Gather each line of the records where "time" appears.

[EXERCISE MATERIAL Boundary: Start]

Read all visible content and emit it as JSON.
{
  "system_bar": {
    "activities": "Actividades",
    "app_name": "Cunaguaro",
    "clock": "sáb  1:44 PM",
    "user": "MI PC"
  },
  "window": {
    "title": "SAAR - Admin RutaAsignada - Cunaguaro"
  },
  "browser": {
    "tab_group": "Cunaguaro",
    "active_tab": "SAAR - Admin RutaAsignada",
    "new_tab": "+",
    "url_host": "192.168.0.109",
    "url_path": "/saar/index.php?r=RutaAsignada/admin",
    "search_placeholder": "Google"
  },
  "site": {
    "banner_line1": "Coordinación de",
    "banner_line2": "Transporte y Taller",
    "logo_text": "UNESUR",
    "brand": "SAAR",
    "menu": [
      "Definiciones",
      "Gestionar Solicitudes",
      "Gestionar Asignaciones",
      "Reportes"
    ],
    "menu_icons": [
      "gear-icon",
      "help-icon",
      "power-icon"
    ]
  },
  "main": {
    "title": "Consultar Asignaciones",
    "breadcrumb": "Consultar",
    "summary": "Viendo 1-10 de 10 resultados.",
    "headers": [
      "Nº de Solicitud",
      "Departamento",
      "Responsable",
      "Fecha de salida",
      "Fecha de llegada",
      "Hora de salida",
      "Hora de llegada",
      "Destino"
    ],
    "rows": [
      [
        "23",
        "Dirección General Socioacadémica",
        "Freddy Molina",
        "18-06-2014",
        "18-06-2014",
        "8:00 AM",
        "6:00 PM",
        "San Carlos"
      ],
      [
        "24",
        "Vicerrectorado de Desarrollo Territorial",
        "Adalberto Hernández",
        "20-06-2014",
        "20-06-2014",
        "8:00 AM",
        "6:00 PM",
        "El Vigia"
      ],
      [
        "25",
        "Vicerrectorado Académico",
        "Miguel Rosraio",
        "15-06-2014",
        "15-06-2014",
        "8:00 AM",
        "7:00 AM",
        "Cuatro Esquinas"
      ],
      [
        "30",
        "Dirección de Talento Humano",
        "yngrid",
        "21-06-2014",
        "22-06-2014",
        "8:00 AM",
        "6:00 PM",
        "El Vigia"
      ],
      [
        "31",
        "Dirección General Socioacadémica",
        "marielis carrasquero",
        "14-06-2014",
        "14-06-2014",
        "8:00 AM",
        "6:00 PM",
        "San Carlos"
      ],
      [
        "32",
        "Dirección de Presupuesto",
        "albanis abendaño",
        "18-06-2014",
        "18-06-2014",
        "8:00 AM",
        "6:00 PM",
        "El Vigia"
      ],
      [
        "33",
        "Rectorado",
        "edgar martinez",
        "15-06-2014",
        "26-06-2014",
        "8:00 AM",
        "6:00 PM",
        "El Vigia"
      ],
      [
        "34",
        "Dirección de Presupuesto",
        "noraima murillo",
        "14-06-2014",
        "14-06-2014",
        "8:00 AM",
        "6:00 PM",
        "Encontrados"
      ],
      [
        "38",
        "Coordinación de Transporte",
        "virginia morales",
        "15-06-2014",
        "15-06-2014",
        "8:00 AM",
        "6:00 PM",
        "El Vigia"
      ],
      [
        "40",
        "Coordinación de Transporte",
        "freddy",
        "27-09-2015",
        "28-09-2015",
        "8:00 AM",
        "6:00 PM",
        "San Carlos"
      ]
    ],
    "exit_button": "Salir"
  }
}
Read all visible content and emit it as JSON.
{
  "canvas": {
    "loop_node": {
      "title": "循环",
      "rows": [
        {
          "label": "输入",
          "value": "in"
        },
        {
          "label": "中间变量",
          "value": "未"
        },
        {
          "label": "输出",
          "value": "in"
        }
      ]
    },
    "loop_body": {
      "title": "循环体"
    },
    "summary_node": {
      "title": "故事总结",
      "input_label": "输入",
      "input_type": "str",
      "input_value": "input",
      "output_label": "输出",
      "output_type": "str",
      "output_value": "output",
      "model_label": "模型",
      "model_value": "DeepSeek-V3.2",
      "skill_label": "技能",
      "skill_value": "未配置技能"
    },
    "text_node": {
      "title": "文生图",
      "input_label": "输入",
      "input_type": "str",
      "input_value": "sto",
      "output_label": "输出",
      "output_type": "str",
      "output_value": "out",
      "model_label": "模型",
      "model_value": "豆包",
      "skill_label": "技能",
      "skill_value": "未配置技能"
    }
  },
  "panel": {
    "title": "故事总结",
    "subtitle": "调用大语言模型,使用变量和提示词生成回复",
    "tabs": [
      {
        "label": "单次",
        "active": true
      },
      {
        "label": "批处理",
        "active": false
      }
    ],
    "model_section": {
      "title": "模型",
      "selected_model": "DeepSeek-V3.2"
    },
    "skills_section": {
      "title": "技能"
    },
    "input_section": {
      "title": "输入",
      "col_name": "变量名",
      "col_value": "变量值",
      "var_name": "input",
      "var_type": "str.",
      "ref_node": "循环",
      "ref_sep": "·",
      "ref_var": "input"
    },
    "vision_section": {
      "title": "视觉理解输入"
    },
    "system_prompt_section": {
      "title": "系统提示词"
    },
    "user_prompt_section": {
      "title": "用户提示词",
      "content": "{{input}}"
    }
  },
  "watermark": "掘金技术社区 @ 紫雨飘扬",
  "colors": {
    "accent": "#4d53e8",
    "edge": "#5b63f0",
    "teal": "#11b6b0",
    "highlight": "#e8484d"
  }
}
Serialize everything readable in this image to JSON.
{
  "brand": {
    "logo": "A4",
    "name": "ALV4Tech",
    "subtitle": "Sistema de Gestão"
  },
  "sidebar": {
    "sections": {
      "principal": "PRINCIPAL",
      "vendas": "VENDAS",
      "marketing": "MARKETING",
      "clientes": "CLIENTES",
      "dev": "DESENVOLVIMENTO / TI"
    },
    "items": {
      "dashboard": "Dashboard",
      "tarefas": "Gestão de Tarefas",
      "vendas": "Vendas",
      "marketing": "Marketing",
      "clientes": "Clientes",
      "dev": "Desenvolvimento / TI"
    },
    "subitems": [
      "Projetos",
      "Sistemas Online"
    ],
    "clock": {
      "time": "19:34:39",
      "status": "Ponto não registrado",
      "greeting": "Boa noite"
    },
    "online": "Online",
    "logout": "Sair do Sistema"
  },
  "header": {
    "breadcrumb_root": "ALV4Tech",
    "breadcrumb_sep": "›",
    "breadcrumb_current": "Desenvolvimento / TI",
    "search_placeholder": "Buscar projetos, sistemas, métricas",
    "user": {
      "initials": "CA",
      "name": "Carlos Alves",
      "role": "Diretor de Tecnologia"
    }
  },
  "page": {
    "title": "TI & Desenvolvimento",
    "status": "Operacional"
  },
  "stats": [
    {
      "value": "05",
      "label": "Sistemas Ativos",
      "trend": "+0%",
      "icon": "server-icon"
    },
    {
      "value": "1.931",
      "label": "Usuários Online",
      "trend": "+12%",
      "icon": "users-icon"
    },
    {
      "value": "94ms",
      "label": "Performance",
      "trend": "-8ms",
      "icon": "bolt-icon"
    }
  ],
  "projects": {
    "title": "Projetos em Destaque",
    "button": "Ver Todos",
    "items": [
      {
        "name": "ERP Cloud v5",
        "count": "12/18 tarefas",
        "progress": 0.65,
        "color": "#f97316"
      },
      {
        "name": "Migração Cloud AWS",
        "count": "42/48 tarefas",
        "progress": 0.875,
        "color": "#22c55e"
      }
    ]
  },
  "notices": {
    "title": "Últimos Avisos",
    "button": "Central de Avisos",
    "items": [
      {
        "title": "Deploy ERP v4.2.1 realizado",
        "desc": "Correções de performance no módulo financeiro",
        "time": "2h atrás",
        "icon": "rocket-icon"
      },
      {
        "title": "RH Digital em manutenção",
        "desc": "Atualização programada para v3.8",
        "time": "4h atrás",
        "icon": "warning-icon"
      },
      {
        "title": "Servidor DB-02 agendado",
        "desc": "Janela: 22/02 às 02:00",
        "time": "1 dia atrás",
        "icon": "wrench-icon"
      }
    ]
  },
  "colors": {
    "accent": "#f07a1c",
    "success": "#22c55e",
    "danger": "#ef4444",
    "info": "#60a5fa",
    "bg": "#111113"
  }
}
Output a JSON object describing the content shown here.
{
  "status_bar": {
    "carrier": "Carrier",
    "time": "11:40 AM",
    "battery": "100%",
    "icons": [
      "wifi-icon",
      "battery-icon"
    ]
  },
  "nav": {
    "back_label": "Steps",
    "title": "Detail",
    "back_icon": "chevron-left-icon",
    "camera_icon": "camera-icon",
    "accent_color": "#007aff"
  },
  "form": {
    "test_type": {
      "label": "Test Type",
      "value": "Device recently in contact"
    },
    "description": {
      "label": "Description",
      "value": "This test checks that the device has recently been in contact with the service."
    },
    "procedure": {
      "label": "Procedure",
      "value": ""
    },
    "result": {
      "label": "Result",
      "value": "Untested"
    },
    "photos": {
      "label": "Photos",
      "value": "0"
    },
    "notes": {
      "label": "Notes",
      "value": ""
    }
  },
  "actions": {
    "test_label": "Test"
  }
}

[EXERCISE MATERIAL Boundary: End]

OUTPUT OF THE TASK –
      "time": "19:34:39",
        "time": "2h atrás",
        "time": "4h atrás",
        "time": "1 dia atrás",
    "time": "11:40 AM",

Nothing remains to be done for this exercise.